The Corpus of Florentine Painting is a project of the years 1920s by Richard Offner, Art Historian at New York University, which aimed at deploying a systematic study of Florentine painting from its beginning to the Reinassance, cataloguing the works and the life of many bigger or smaller painters who were active in the period. the orginal plan included the realization and publication of 30 volumes in 6 sections to catalogue all the Florentine paintings organized by author and fully analysed.
The first volume dedicated to Bernardo Daddi, was published in 1930, just after Offner moved to the Istitute of Fine Arts in New York University, which initially supported (both from the organization and financial point of view) the ouvre. Until his death in 1965, the researcher published 11 volumes dedicated to the protagonists of a trend, different from Giotto’s, that he called “Miniaturist Tendency”; and to the brothers di Cione: Andrea, Nardo and Jacopo. other 3 volumes appeared later thanks to Offner’s assistant Klara Steinweg, who died in 1972.
In 1976, in order not to lose Offner’s work, the New York University, gave to the Kunsthistorisches Institut of Florence the use of all the materials and since then and until his death in 2011, the reseracher Miklós Boskovits curated the publication of 13 other volumes touching, among others, the topics of Florentine painting origins in XII century and of the mosaics of Battistero and San Miniato Church in Florence.
With the aim to guarantee the prosecution of the project and to modernize it according to the needs and trends of current historic and artistic research, in 2010 the Association “Corpus of Florentine Painting” was established, and since 2015 it is chaired by Andrea De Marchi, professor of Medieval Art History at the department of History, Archaeology, Geography, Art and Performance (in short SAGAS) of the University of Florence.
In almost a century of research, the Corpus formed a photographic archive, highly specialized in Tuscan painting from 1100 to 1400, composed of ca. 70.000 negatives and positives.
In 2013 Sonia Chiodo, reseracher of Medieval Art History at SAGAS, initiated a project of digitization and cataloguing of the collection of positives, that is partly already accessible upon registration at www.corpuspitturafiorentina.it. An agreement between the Association Corpus and SAGAS will also allow to examine in the same digital archive the photographic funds of other important art historian such as Knut Berg, Mirella Levi D’Ancona, Alessandro Marabottini, Alessandro Parronchi, Mario Salmi, Carlo Del Bravo and Maria Grazia Ciardi Duprè.

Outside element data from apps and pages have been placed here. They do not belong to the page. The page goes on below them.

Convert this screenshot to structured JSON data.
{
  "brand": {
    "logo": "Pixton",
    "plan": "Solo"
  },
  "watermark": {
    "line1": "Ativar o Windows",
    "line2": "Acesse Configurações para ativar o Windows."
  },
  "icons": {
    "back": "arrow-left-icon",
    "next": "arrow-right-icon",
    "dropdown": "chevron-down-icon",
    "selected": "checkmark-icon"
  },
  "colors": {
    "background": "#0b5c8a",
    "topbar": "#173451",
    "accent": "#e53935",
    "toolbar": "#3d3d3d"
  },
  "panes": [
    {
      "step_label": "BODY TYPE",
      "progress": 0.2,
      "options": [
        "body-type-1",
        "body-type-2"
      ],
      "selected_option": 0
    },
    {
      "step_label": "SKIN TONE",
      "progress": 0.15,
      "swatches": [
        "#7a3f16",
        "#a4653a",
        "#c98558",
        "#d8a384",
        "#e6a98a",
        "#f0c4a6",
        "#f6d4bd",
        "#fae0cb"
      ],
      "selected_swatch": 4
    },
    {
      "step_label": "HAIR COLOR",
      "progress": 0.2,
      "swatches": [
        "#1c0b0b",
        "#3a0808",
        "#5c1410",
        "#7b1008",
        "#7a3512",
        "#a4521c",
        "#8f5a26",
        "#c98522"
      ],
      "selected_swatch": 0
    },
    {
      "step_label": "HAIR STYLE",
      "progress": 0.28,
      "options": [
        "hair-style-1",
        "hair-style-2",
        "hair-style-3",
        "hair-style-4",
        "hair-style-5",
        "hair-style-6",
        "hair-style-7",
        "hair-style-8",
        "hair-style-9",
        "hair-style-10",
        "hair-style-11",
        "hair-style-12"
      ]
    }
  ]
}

Currently, photographs related to Florentine paintings in XIII and XIV centuries and to Romanic Illumination have been digitized; the Corpus project is therefore approaching its phase 3.0 prosecuting the activities of research, preservation and dissemination of an important part of Italian cultural heritage.